Accidents are almost always the result of several things occurring in just the right order at just the right time. Breaking the chain at any point would prevent the catastrophic result. In this case there was an apparent fuel leak, an enclosed space accumulating flammable vapors, and a device that created a spark. Eliminate any one of these points and the result would be different. Gasoline can be handled safely. In 2016 nationally there were 158 reported accidents where the primary cause was Ignition of Fuel that resulted in a fire or explosion, resulting in 138 injuries, and 2 deaths. Statistically, Ignition of Fuel does not even rank in the top 10 primary causes of accidents at just 3.5% of total number, 6.0% of total damages, and 0.3% of deaths, but it is one of the more easily prevented. Follow safe fueling practices, conduct engine room checks before starting engines and after fueling and use only USCG approved parts that are explosion proof.
I hope that if you get anything out of this article it is to never start a boat engine without completing a thorough engine room inspection first and to not sacrifice safety in the interest of expediency. As we live by on the commercial boats, “there is always time for safety!”
A Final Word
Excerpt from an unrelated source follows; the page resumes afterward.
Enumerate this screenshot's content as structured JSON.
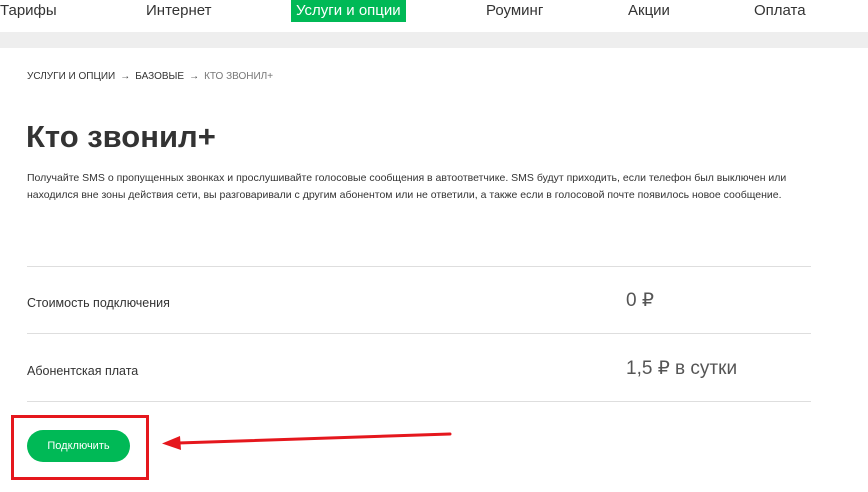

Many new gasoline powered vessels come with fume detectors as standard equipment. These devices will detect gasoline vapors and sound an alarm or in some installations prevent the engine from cranking over and starting. There are several of these detectors available for retrofit to vessels that do not have them already installed.
The devices are quite simple consisting of a sensor that is placed in the bilge and a display placed at the helm. There are some that have automatic blower controls, engine lockouts, multiple sensors and multiple gasses. Adding a basic system to most any gasoline powered vessel is easy and should take only a few hours to install. The added safety is worth the effort.
Now that we have gone to the trouble of installing a fume detector do not cut corners by using non-marine approved devices and hoses. Marine equipment is designed to be explosion proof and will not generate a spark during normal operation where non marine devices may.
Until next month please keep those letters coming. Remember I love a good story. Have a good story to tell, send me an email. firstname.lastname@example.org. I love a good story. H